By the time I was baking my gluten-free chocolate cake on Sunday morning, she’d had enough. She worked her way down all 20 metal-strip spiral steps and turned up meowing at the back door! Well done, girl! I’d expected it would take her another week or so to get there.
Anyway, once she’d figured out how to get down, there was no stopping her. Three times that day we returned her to her home – so that she could get some rest, that’s all – and every time she found her way back down in remarkably short order. She did nap once or twice, in the safety and comfort of her private haven, but as soon as she was done with that, she was back downstairs, prowling around, investigating her new, enlarged domain, checking out routes to the larger outdoors, and fighting imaginary battles with hapless dried leaves. She even went so far as to try to climb the saplings we’d planted and eat the leaves of the hedge plants.
Amit is worried. We now have the equivalent of an adolescent daughter on our hands. This one is pre-pubescent (as far as we know) but just as likely to get into trouble, albeit of other sorts. She still doesn’t know how to climb a tree, but if she has unfettered access to our garden, it means that she can also venture beyond the walls anytime she wants. It also means that if one careless fellow leaves the gate open, the street dogs will have carte blanche to come on in and make a quick snack of her, if she can’t run and climb fast enough. True she has discovered those cement beams above the front porch and I’m fairly certain no street dog can follow her there. But the question remains: can she get there before she gets eaten?
It’s a worrying thought, but we can’t do much about it. There are too many ways for her to get out of her ivory tower. There’s that mango tree, for instance. And as she grows, she will likely discover new routes that we haven’t even thought of. Cats will be free. What’s more, I believe, they should be free. Someone was telling me about a pet cat – a Persian – who, if the door to the outdoors is left open, stays indoors and looks outside at the trees and the sun and all with a puzzled and somewhat worried expression. Well, that’s not what I’d want for any pet of mine. Sandy needs to be on first name terms, in fact on intimate terms, with all the elements of nature and if survival depends on her being street smart and fleet of foot, then those are the skills she needs to develop.

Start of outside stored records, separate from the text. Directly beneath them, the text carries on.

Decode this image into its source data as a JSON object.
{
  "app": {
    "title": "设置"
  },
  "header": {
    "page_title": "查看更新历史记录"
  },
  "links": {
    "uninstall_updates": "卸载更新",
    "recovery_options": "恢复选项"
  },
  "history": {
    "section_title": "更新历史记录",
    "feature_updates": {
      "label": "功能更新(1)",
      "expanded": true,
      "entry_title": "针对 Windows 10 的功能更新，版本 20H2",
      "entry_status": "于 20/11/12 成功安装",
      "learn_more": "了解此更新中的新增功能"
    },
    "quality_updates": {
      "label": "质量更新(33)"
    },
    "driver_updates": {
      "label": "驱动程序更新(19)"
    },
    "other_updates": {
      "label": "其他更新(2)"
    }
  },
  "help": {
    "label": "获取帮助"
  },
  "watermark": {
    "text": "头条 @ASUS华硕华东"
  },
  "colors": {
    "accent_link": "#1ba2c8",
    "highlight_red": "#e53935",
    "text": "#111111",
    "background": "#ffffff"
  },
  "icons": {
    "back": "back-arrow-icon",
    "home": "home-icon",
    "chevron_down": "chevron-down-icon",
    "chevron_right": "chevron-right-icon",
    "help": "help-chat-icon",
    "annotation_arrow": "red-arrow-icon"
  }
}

As her loving parents, we need to provide board, lodging, a safe haven when she needs it, and aside from that, we need to stand back and let her go. She’s growing wings, figuratively speaking, and we have to let her fly.
Thank god it’s just the cat and not yet the kids.